Dramatic tension is the result of increasing stakes or consequences, and the apparent ever-increasing probability that the protagonist or a character under threat and/or dire danger, whether physical, emotional, mental or psychological, will fail to win the day, or fail to stay safe, or simply fail.
It is the pleasurable excitement and the on-the-edge anticipation a writer makes the audience member feel when that writer puts that audience member in a position of simultaneously knowing and not knowing – a mystery, a maybe.
It’s when the writer makes that audience member think that something dreadful could occur around the next corner, or under the bed, or behind the curtain, or in the next moment, or with the very next statement uttered.
Will he reach for the knife lying on that table? Is the man holding her in his arms The Maniac Mauler… or not? Will his lover walk out and break his heart? Will her screams be heard by someone, anyone…please, please, please!
Or it’s the tension an audience member feels when the writer puts his audience member in a position of superiority. The audience member knows more than the characters in the story. The audience knows there’s a bomb, and it’s taped underneath the formally set dining room table, and the timer has ticked down to 1:13, but the characters don’t.
The audience member knows the guy is a womanizer, but his latest cute-as-a-button girl-next-door conquest hasn’t a clue.
It’s when the writer puts the audience in a position of wanting to scream at the screen to all those characters in which they have invested their emotions, get out before it’s too late! Don’t kiss him, you fool! Kick the sleazy cad in the gonads!

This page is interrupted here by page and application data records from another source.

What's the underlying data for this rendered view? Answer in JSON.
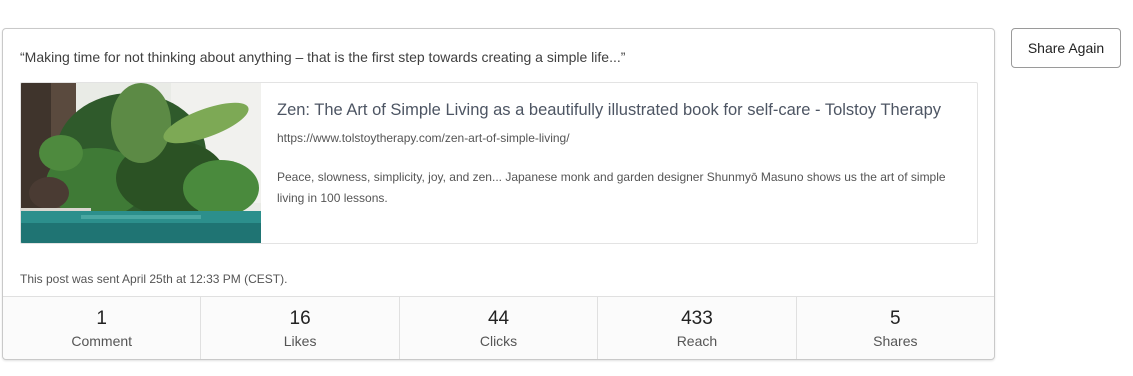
{
  "post": {
    "text": "“Making time for not thinking about anything – that is the first step towards creating a simple life...”",
    "link_preview": {
      "title": "Zen: The Art of Simple Living as a beautifully illustrated book for self-care - Tolstoy Therapy",
      "url": "https://www.tolstoytherapy.com/zen-art-of-simple-living/",
      "description": "Peace, slowness, simplicity, joy, and zen... Japanese monk and garden designer Shunmyō Masuno shows us the art of simple living in 100 lessons.",
      "image": "garden-pool-photo"
    },
    "sent_info": "This post was sent April 25th at 12:33 PM (CEST).",
    "stats": [
      {
        "value": "1",
        "label": "Comment"
      },
      {
        "value": "16",
        "label": "Likes"
      },
      {
        "value": "44",
        "label": "Clicks"
      },
      {
        "value": "433",
        "label": "Reach"
      },
      {
        "value": "5",
        "label": "Shares"
      }
    ]
  },
  "actions": {
    "share_again_label": "Share Again"
  }
}
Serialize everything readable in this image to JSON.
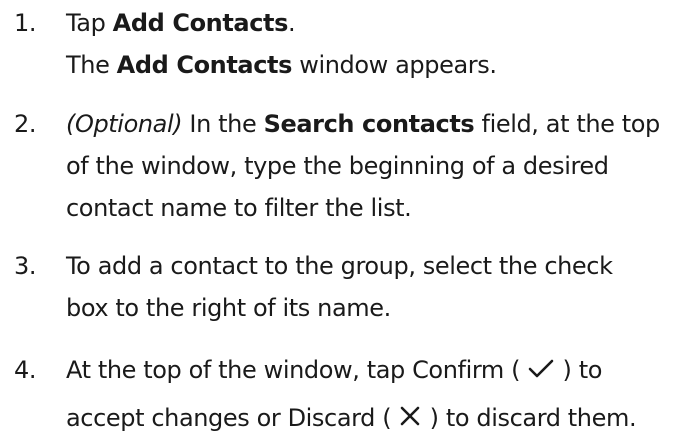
{
  "steps": [
    {
      "number": "1.",
      "l1_a": "Tap ",
      "l1_b": "Add Contacts",
      "l1_c": ".",
      "l2_a": "The ",
      "l2_b": "Add Contacts",
      "l2_c": " window appears."
    },
    {
      "number": "2.",
      "l1_a": "(Optional)",
      "l1_b": " In the ",
      "l1_c": "Search contacts",
      "l1_d": " field, at the top",
      "l2": "of the window, type the beginning of a desired",
      "l3": "contact name to filter the list."
    },
    {
      "number": "3.",
      "l1": "To add a contact to the group, select the check",
      "l2": "box to the right of its name."
    },
    {
      "number": "4.",
      "l1_a": "At the top of the window, tap Confirm ( ",
      "l1_b": " ) to",
      "l2_a": "accept changes or Discard ( ",
      "l2_b": " ) to discard them."
    }
  ],
  "icons": {
    "confirm": "checkmark-icon",
    "discard": "close-icon"
  }
}
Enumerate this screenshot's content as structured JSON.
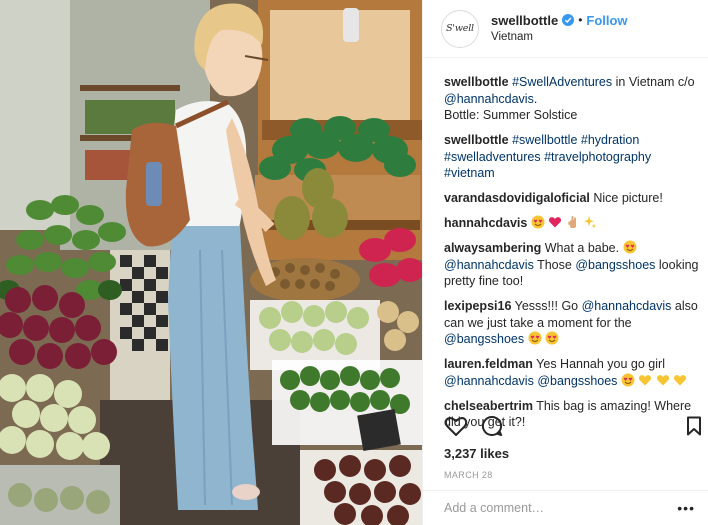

It’s all about creating the feeling that “it hurts so good,” and the hope that it’s possible, if the bad thing does happen, that there’s still a chance all could still turn out okay for the good guy/gal in the end.